Mrs Merkel's centre-right Christian Democrats (CDU) and the centre-left Social Democrats (SPD) both suffered their worst national results for more than 50 years.

A new coalition government would see Merkel at the helm of Europe's biggest economy for a fourth term in office. That vote will likely depend on whether rank and file members are satisfied that the party will have greater influence in a new government than in the previous grand coalition.

The party's leaders are all too familiar with each other.

Immigration is a key issue in coalition talks. "But let's be optimistic, it's a really good start to discuss the future of Europe", said Baasner. For decades, the center-left and center-right had enough votes to lead a two-party coalition, with the junior role generally falling to a smaller party.
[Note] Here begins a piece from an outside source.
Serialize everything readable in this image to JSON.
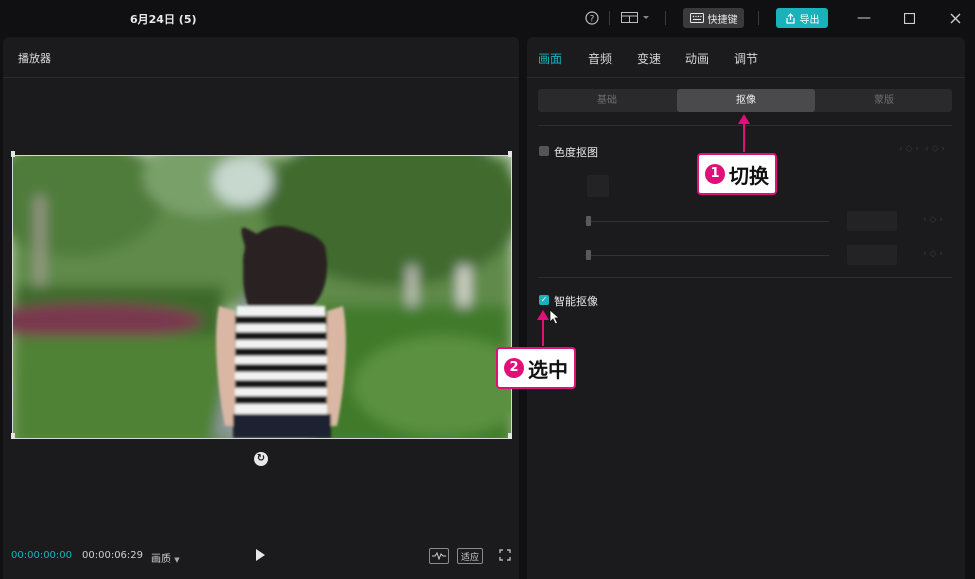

And Thursday may be the last chance for Chancellor Angela Merkel to strike a deal or face the prospect of a new election.

The most controversial part of the various coalition negotiations has been refugees: not so much the premise of accepting them, but the awkward and inconsistent manner they were handled once they arrived.

"We will make clear in the last day of talks that a new government has to bring about a new departure for the European Union", he said.